Web MD Health

Flu Season Shows First Signs of Slowing

There was also a slight drop in doctor visits for flu-like illness: 7.5 percent of patient visits during the week ending Feb. 10, down from 7.7 percent of patient visits the week before.

Pets Good Medicine for Those Battling Mental Ills

Although furry companions won't replace medications or therapy for mental health concerns, they can provide significant benefits, according to British researchers.

Transgender Woman Able to Breast-Feed Infant

Doctors said the case shows "modest but functional lactation can be induced in transgender women," The Guardian newspaper in the U.K. reported.

In Shooting's Wake, 'Stop the Bleed' Kits Urged for Schools

Noting that it takes only 5 to 10 minutes for a gunshot victim to bleed to death, the American College of Surgeons has long pushed a nationwide program to train teachers simple but effective means of

Kids With Sickle Cell Are Missing Out On Meds

Bacterial infections are a major health threat for children with sickle cell anemia, but taking daily antibiotics can reduce that risk by 84 percent, according to the study.

How to Spare Family and Coworkers Your Flu Misery

Believe it or not, one expert says there are ways to stem the spread of sickness -- even if you can't avoid being around other people.
CDC: Most Children Dying From Flu Not Vaccinated

CDC: Most Children Dying From Flu Not Vaccinated

Most children who have died of the flu so far this season had not been vaccinated, according to the CDC. Of the 63 confirmed flu deaths, investigators have health histories on 56 of them. Of those,

Household Products May Pollute the Air as Much as Your Car Does: Study

Consumer products containing compounds refined from petroleum all release small amounts of smog-producing particles into the air, the researchers explained.
FDA Warning: Euthanasia Drug Found in Wet Dog Food

FDA Warning: Euthanasia Drug Found in Wet Dog Food

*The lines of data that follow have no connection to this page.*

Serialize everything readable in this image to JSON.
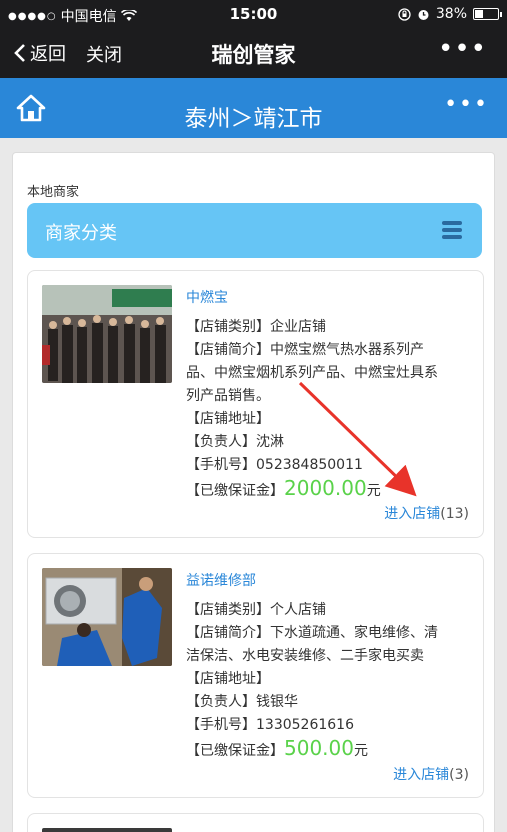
{
  "status": {
    "carrier": "中国电信",
    "time": "15:00",
    "battery": "38%",
    "battery_level": 0.38
  },
  "nav": {
    "back_label": "返回",
    "close_label": "关闭",
    "title": "瑞创管家",
    "more": "•••"
  },
  "city": {
    "title": "泰州＞靖江市",
    "more": "•••"
  },
  "section_label": "本地商家",
  "category": {
    "label": "商家分类"
  },
  "merchants": [
    {
      "name": "中燃宝",
      "type_line": "【店铺类别】企业店铺",
      "intro_line1": "【店铺简介】中燃宝燃气热水器系列产",
      "intro_line2": "品、中燃宝烟机系列产品、中燃宝灶具系",
      "intro_line3": "列产品销售。",
      "address_line": "【店铺地址】",
      "owner_line": "【负责人】沈淋",
      "phone_line": "【手机号】052384850011",
      "deposit_label": "【已缴保证金】",
      "deposit_amount": "2000.00",
      "deposit_unit": "元",
      "enter_label": "进入店铺",
      "enter_count": "(13)"
    },
    {
      "name": "益诺维修部",
      "type_line": "【店铺类别】个人店铺",
      "intro_line1": "【店铺简介】下水道疏通、家电维修、清",
      "intro_line2": "洁保洁、水电安装维修、二手家电买卖",
      "address_line": "【店铺地址】",
      "owner_line": "【负责人】钱银华",
      "phone_line": "【手机号】13305261616",
      "deposit_label": "【已缴保证金】",
      "deposit_amount": "500.00",
      "deposit_unit": "元",
      "enter_label": "进入店铺",
      "enter_count": "(3)"
    }
  ]
}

J.M. Smucker Co. said it has pulled specific shipments of Gravy Train, Kibbles 'N Bits, Ol’ Roy, and Skippy canned wet dog food.

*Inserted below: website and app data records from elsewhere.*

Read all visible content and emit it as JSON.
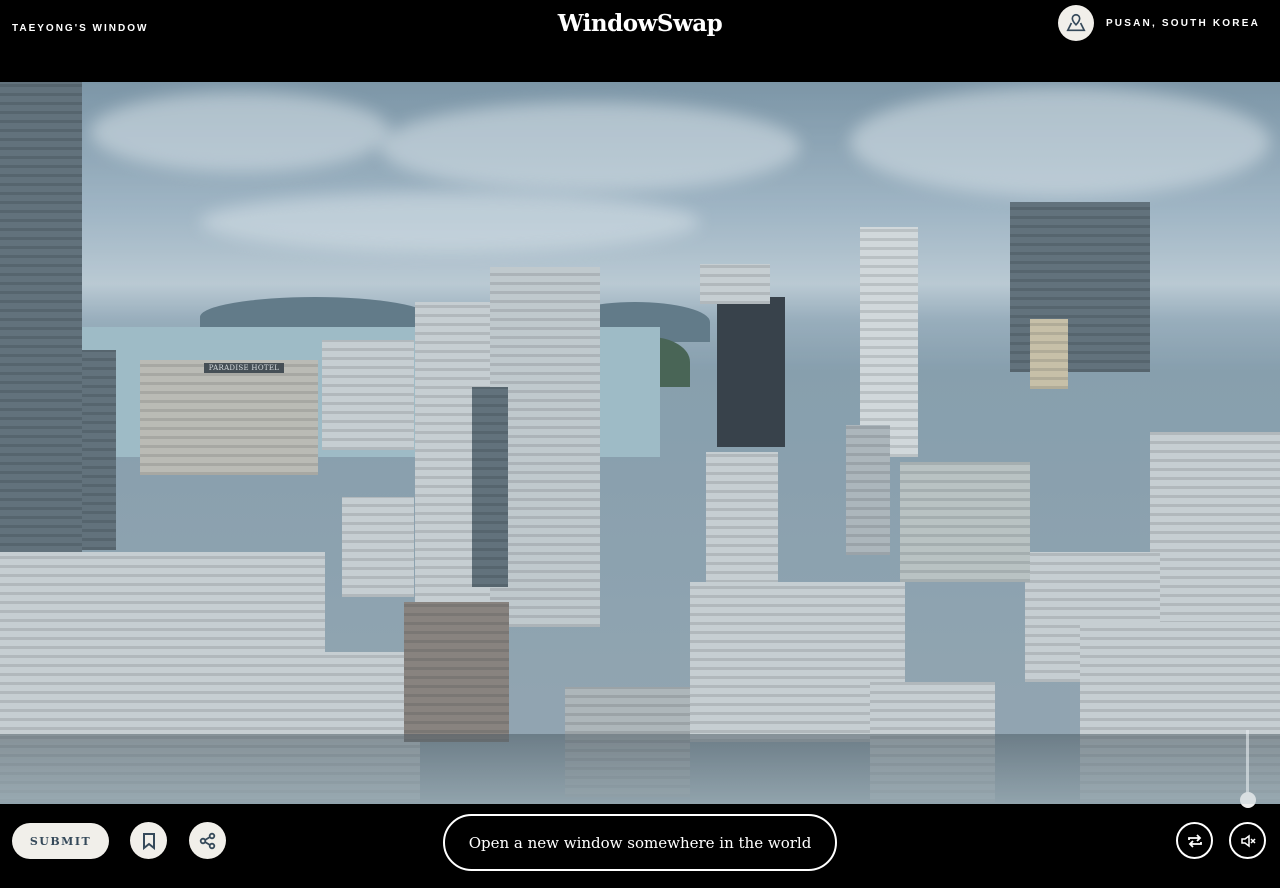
{
  "header": {
    "window_name": "Taeyong's Window",
    "logo": "WindowSwap",
    "location": "Pusan, South Korea",
    "location_icon": "map-pin-icon"
  },
  "view": {
    "description_alt": "",
    "hotel_sign": "PARADISE HOTEL",
    "volume_percent": 0
  },
  "footer": {
    "submit_label": "Submit",
    "bookmark_icon": "bookmark-icon",
    "share_icon": "share-icon",
    "cta_label": "Open a new window somewhere in the world",
    "shuffle_icon": "shuffle-icon",
    "mute_icon": "volume-mute-icon"
  },
  "colors": {
    "background": "#000000",
    "button_bg": "#f1efea",
    "button_text": "#35495a"
  }
}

Your Tax Dollars Fund Research on Lots of New Meds

Nearly $64 billion of that spending was for the development of 84 first-in-class drugs that use new biological mechanisms or targets.

Researchers Probe Mystery of Illnesses in U.S. Cuba Embassy Personnel

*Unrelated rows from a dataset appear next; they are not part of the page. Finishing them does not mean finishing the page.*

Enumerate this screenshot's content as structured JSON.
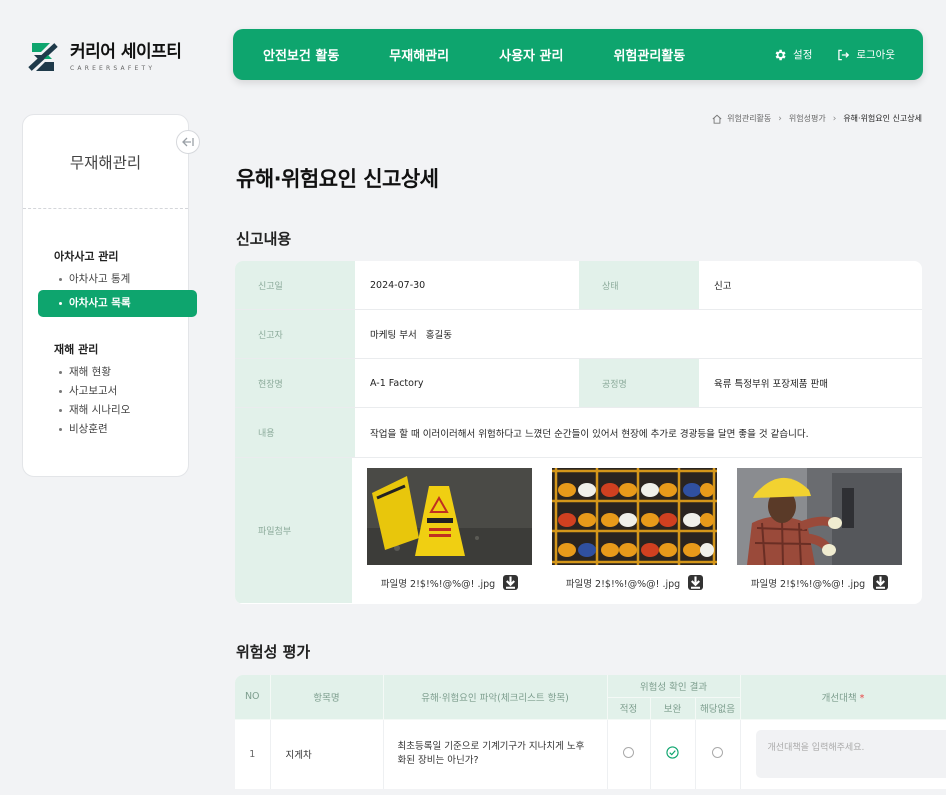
{
  "logo": {
    "title": "커리어 세이프티",
    "subtitle": "CAREERSAFETY"
  },
  "topnav": {
    "items": [
      "안전보건 활동",
      "무재해관리",
      "사용자 관리",
      "위험관리활동"
    ],
    "settings": "설정",
    "logout": "로그아웃"
  },
  "sidebar": {
    "title": "무재해관리",
    "groups": [
      {
        "label": "아차사고 관리",
        "items": [
          "아차사고 통계",
          "아차사고 목록"
        ]
      },
      {
        "label": "재해 관리",
        "items": [
          "재해 현황",
          "사고보고서",
          "재해 시나리오",
          "비상훈련"
        ]
      }
    ]
  },
  "breadcrumb": [
    "위험관리활동",
    "위험성평가",
    "유해·위험요인 신고상세"
  ],
  "page_title": "유해·위험요인 신고상세",
  "report": {
    "section_title": "신고내용",
    "labels": {
      "date": "신고일",
      "status": "상태",
      "reporter": "신고자",
      "site": "현장명",
      "process": "공정명",
      "content": "내용",
      "attachment": "파일첨부"
    },
    "date": "2024-07-30",
    "status": "신고",
    "reporter": "마케팅 부서   홍길동",
    "site": "A-1 Factory",
    "process": "육류 특정부위 포장제품 판매",
    "content": "작업을 할 때 이러이러해서 위험하다고 느꼈던 순간들이 있어서 현장에 추가로 경광등을 달면 좋을 것 같습니다.",
    "files": [
      {
        "name": "파일명 2!$!%!@%@! .jpg",
        "icon": "download-icon"
      },
      {
        "name": "파일명 2!$!%!@%@! .jpg",
        "icon": "download-icon"
      },
      {
        "name": "파일명 2!$!%!@%@! .jpg",
        "icon": "download-icon"
      }
    ]
  },
  "risk": {
    "section_title": "위험성 평가",
    "headers": {
      "no": "NO",
      "item": "항목명",
      "factor": "유해·위험요인 파악(체크리스트 항목)",
      "result": "위험성 확인 결과",
      "ok": "적정",
      "supplement": "보완",
      "na": "해당없음",
      "improve": "개선대책",
      "required": "*"
    },
    "rows": [
      {
        "no": "1",
        "item": "지게차",
        "factor": "최초등록일 기준으로 기계기구가 지나치게 노후화된 장비는 아닌가?",
        "selected": "supplement",
        "improve_placeholder": "개선대책을 입력해주세요."
      }
    ]
  },
  "colors": {
    "brand": "#0ea56e",
    "label_bg": "#e2f1ea"
  }
}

But the exact nature of what harmed more than 20 U.S. government personnel stationed in Havana, Cuba, last year remains mysterious, reports a team led by Dr. Douglas Smith of the University of

Obesity May Give Men With Melanoma an Advantage

Among men who received treatment for the potentially deadly cancer, obese patients lived an average of 47 percent longer than those with a healthy body weight, researchers found.

Highly Processed Foods Tied to Higher Cancer Risk

Every 10 percent dietary increase in packaged snacks, fizzy drinks, sugary cereals and other highly processed foods boosts the risk for cancer by 12 percent, new research suggests.

Yes, It's True: We're Hungrier After Losing Weight

Cutting back on calorie consumption is likely to spark changes that permanently boost appetite among obese men and women, Norwegian researchers report.

FDA Approves First Blood Test to Detect Concussion

Known as the Banyan Brain Trauma Indicator, it could help reduce the need for CT scans and thus decrease radiation exposure to patients, according to the FDA.

Parents Find Kids' Weight Grades Hard to Swallow

About half of U.S. states have laws requiring schools to conduct BMI screenings among their students, according to a study published last year in Current Obesity Reports.

Drug Might Be Safer For Dementia Psychosis

British researchers say they may have found a medicine that helps ease symptoms of agitation in dementia patients, but in a much safer way.

Do Common Household Chemicals Affect Your Weight?

Widely used manmade chemicals called perfluoroalkyl substances (PFAS) may undermine dieters' attempts to maintain weight loss by slowing down the body's metabolism, the new study suggests.
Routine Ovarian Cancer Screenings Aren't Helping

Routine Ovarian Cancer Screenings Aren't Helping

Screening not only didn’t prevent any deaths, it also led to harm, the panel said.

Depression Common in U.S., Women Hit Hardest

Among women, slightly more than 10 percent have depression, versus 5.5 percent of men. And the mood disorder affects everyday life for a majority of these people, the 2013-2016 questionnaires show.